“People are willing to pay,” Legum said.
Sara Just, executive producer for PBS NewsHour
In a session on the future of media, Just shared how her program (which has a sizable but graying audience but with an average of 67) is adapting its approach to attract younger viewers on social media. The video series “Brief but Spectacular” started on Facebook but proved so popular it’s now available on PBS’ own website too.
Just described the format as “profiles of interesting people told in a fresh and social media friendly way.” Interestingly, the video segments that went the most viral were not celebrity profiles but instead focused on lesser-known people with interesting stories. While Facebook videos have proven successful for the program, “news organizations shouldn’t count on any of these platforms to be a reliable platform forever,” Just said of social media.
Dave Merrell, lead product manager at The Washington Post
In a session on storytelling for voice-activated user interfaces like Amazon’s Alexa, Merrell shared what the Post has learned about this format.
“Everyone wants a personalized experience but that’s not creepy,” he said. He added that people interact with Alexa in different ways, so it’s “important to script everything out and have someone read back responses.”

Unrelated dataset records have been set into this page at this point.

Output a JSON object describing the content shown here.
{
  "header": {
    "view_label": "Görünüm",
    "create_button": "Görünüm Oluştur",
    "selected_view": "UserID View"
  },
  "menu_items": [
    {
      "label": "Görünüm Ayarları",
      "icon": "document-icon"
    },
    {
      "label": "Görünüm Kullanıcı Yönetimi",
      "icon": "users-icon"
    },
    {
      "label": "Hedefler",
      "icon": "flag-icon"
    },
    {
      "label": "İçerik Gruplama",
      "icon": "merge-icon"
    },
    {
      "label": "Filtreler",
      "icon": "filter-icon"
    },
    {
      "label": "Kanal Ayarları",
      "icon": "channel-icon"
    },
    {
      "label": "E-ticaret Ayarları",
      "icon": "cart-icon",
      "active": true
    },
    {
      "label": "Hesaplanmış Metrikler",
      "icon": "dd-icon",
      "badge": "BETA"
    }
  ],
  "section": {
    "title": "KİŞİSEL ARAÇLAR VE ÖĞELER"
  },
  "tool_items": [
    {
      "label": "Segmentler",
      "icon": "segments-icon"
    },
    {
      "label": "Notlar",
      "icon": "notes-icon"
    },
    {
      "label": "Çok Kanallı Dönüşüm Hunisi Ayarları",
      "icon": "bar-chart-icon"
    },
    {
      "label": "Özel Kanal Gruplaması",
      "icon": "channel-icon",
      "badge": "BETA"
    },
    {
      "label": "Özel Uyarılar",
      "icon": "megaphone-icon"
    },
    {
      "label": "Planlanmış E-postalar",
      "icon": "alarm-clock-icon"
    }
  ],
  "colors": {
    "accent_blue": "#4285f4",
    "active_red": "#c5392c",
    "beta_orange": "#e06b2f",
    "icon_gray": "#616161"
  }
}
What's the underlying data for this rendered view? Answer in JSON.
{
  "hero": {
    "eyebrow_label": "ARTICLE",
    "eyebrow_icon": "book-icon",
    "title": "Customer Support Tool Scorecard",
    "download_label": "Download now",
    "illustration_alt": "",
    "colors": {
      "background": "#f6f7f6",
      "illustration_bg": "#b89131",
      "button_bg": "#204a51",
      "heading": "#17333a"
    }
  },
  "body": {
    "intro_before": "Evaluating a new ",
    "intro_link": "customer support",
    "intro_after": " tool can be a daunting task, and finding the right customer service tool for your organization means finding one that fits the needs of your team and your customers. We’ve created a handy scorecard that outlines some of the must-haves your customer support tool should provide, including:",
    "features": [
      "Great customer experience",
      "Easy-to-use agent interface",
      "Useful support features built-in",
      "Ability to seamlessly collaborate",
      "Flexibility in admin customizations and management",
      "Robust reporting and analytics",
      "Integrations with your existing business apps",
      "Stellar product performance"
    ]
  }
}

One thing the Post won’t do again: Build a skill on Alexa to tell Olympics results. “Very few people would want to use this skill,” Merrell explained. However, news quizzes ala NPR’s “Wait, Wait, Don’t Tell Me” are among the Post’s most sticky pieces of content.
Saigon Govender, product/tech leader on Amazon’s Alexa team
Govender spoke on the same panel as Merrell and explained how news publishing on Alexa has evolved from three publishers when Alexa first launched in 2014 to more than five thousand today from national publication to hyper-local ones.
“We switched to a model where they enabled self-serve for publishers,” he explained. Govender said the length of audio stories can vary depending on the preference of the user. But “if you have the resources for recorded audio, that tests better with Amazon customers,” he added.
Emily Withrow, editor of the Quartz Bot Studio
Speaking on a panel alongside Merrell, Withrow said, “we love the idea of having individual people being able to craft [their] own path within stories. News has been stuck in a one-size-fits-all problem. The story has to speak to all readers. Interactive spaces can deliver a story custom for you.”
Quartz users a chatbot platform called Dexter to push content to Alexa and other platforms. Giving the listener too many choices or too much agency can muddy the storytelling, according to Withrow, so she suggests modeling stories after a “call and response or oral tradition to involve listener.” She said Quartz also draws inspiration from older radio programs “where people would sit around and listen as a communal experience.”